Welcome to the first way marker of ‘The Peculiar Pot’ – a story trail for Thame. 

This trail was funding through Public Art Funding, and installed in 2023. Find out more about the project through this link. 


To get the most out of the trail, listen to the first part of the story:

The Peculiar Pot – Part 1

Why a badger?

Did you know that many years ago a badger unearthed part of an Iron Age pot on the Thame Meadows housing estate – where this way marker is situated.

Why a pot?

During community engagement that took place to develop this Public Art Trail, this pot caught the imagination of the residents involved in workshops, and became the magical item that transported the child in the story to different times in Thame’s past. The name ‘The Peculiar Pot’ was chosen by Emilee Sinclair, a pupil at St Joseph’s Roman Catholic School.

What happened to the real pot?

The discovery of the pot was duly recorded, leading to an archaeological survey before housebuilding began. The survey of the land beneath the housing estate revealed that Thame has a rich prehistoric past, going back around six thousand years. The most significant find was an unexpected early Neolithic causewayed enclosure, and a big one at that. It dates from nearly six thousand years ago, to the time when farming was just beginning in Britain.
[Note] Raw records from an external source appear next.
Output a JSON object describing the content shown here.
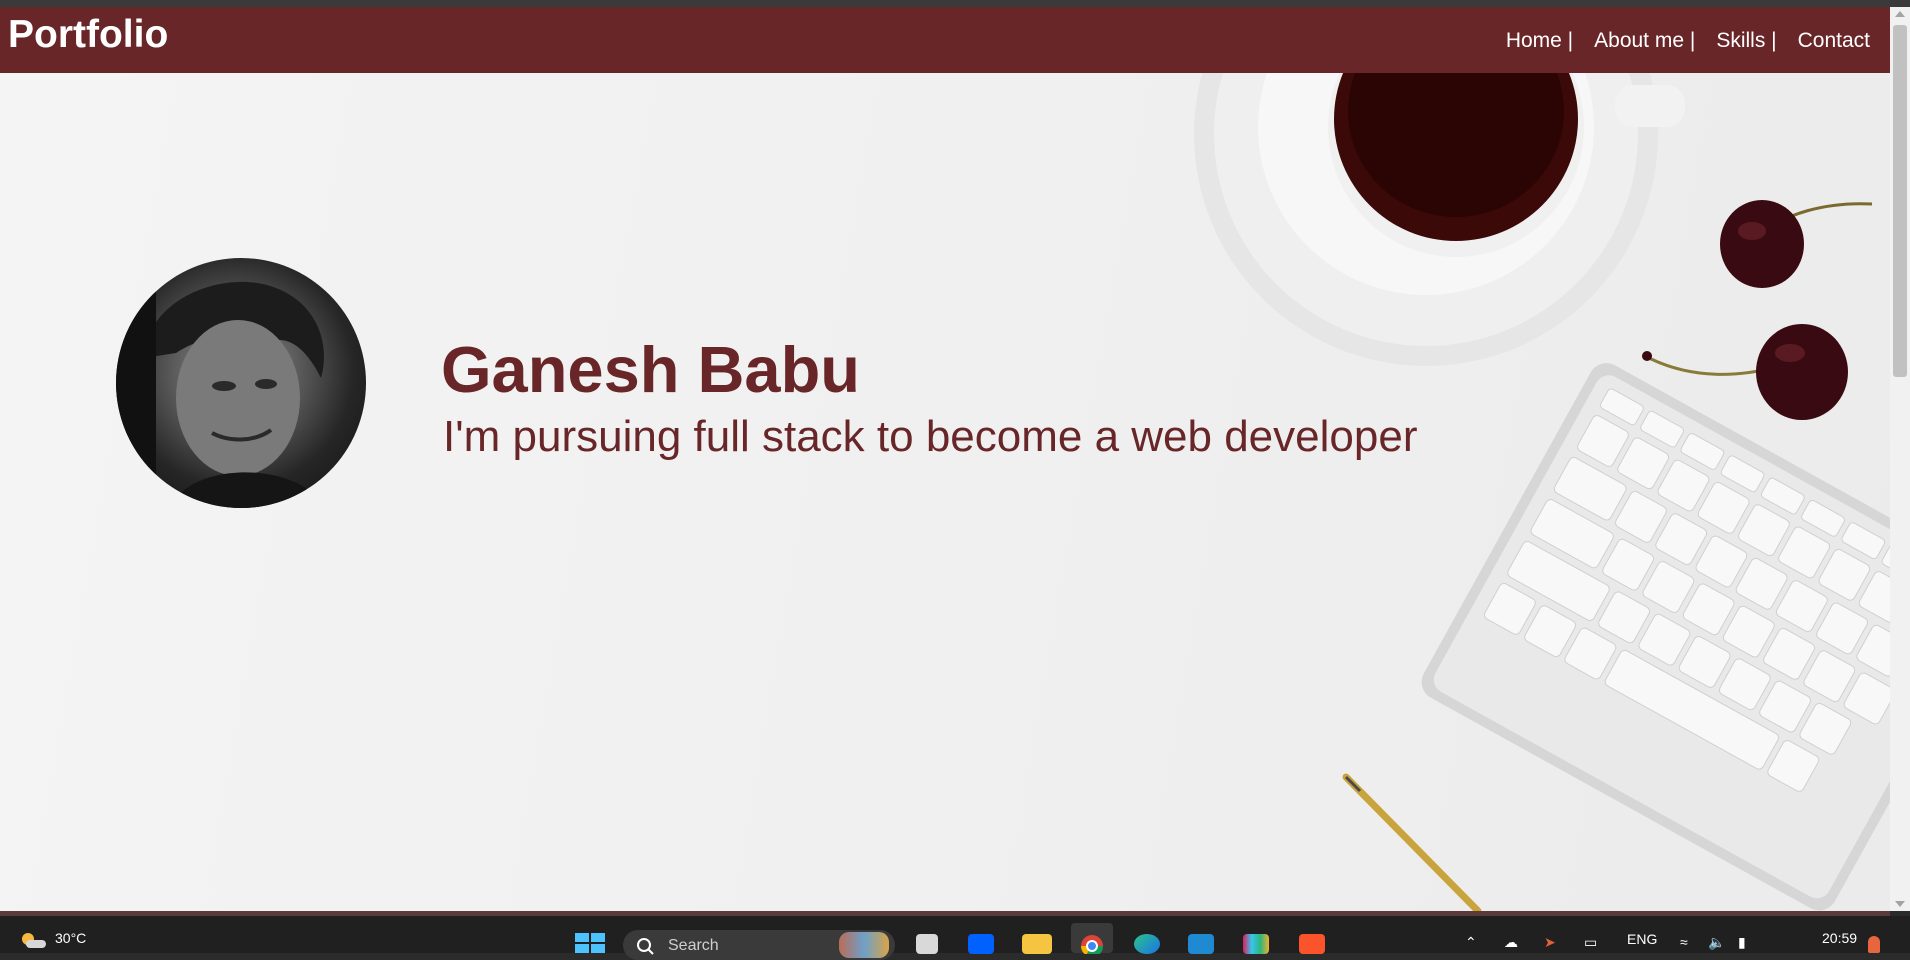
{
  "navbar": {
    "brand": "Portfolio",
    "links": [
      {
        "label": "Home |"
      },
      {
        "label": "About me |"
      },
      {
        "label": "Skills |"
      },
      {
        "label": "Contact"
      }
    ]
  },
  "hero": {
    "name": "Ganesh Babu",
    "tagline": "I'm pursuing full stack to become a web developer"
  },
  "colors": {
    "brand": "#692628",
    "page_background": "#f0f0f0",
    "taskbar": "#202020"
  },
  "taskbar": {
    "weather": {
      "temperature": "30°C",
      "icon": "weather-sun-cloud-icon"
    },
    "search_placeholder": "Search",
    "pinned_apps": [
      "start-icon",
      "file-icon",
      "dropbox-icon",
      "file-explorer-icon",
      "chrome-icon",
      "edge-icon",
      "vscode-icon",
      "slack-icon",
      "brave-icon"
    ],
    "tray": {
      "language": "ENG",
      "time": "20:59"
    }
  }
}
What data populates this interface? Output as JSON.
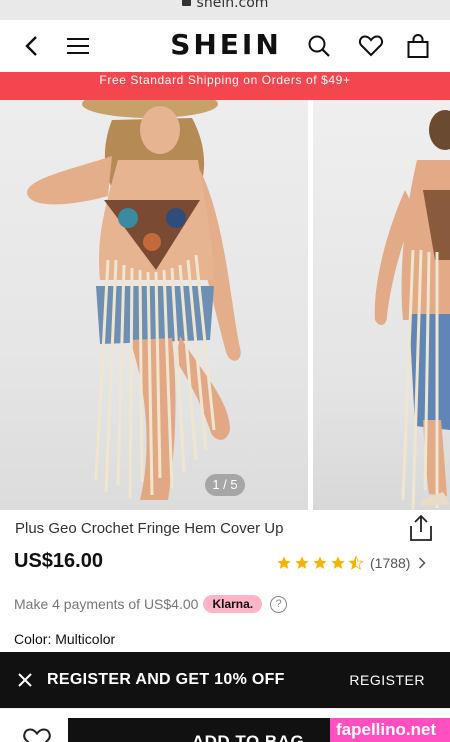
{
  "browser": {
    "url": "shein.com"
  },
  "header": {
    "logo": "SHEIN",
    "icons": [
      "back-icon",
      "menu-icon",
      "search-icon",
      "heart-icon",
      "bag-icon"
    ]
  },
  "promo": {
    "text": "Free Standard Shipping on Orders of $49+",
    "color": "#f4464e"
  },
  "gallery": {
    "counter": "1 / 5"
  },
  "product": {
    "title": "Plus Geo Crochet Fringe Hem Cover Up",
    "price": "US$16.00",
    "rating": {
      "stars": 4.5,
      "count": "(1788)"
    },
    "installments": {
      "text": "Make 4 payments of US$4.00",
      "provider": "Klarna."
    },
    "color": "Color: Multicolor"
  },
  "register_banner": {
    "message": "REGISTER AND GET 10% OFF",
    "link": "REGISTER"
  },
  "bottom": {
    "add_to_bag": "ADD TO BAG"
  },
  "watermark": "fapellino.net",
  "colors": {
    "accent": "#f4464e",
    "star": "#f6b400",
    "klarna": "#ffb3c7",
    "dark": "#111111"
  }
}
The site had much more to give, revealing a lot of evidence from not just the Neolithic but the Iron Age, the Roman period and the early Anglo Saxon period. Recorded by the archaeologists, before the houses were built, were a Neolithic enclosure (initially thought to be a henge), Iron Age round houses and drove-way, an extensive Roman agricultural settlement, and Anglo Saxon sunken featured buildings. Later in 2023 an exhibition at Thame Museum will reveal some of the finds from the excavation of just 1/4 of the full causewayed enclosure.

Find out more about Thame’s history through our summary page here, visit Thame Museum, or for a more in-depth look at Thame’s history, you may want to consider joining Thame Historical Society.

Who is the child? 

The child can be anyone – the child can be you! Enjoy the fun and magical story and be transported to different times in Thame’s history, and possible future. We hope you learn something about the town you didn’t already know, as well as enjoy a gentle stroll into town. 

Challenge Questions: 

Listen to the story: 

  • What did the child put into the pot?

Look at the Way marker

  • What word beginning with ‘W’ can you find on the back of the way marker?


  • To find the next way marker, walk out of the park onto Roman Way.
  • Carefully cross the road to Drovers Crescent and walk along it to join the footpath at the end. Turn right and walk up the hill to where the footpath meets Weavers Branch.
  • Carefully cross the road, and pick up the footpath that starts to the left of No 14, diagonally across the road to the right. Walk along this footpath to find the 2nd way marker

Go to the second way marker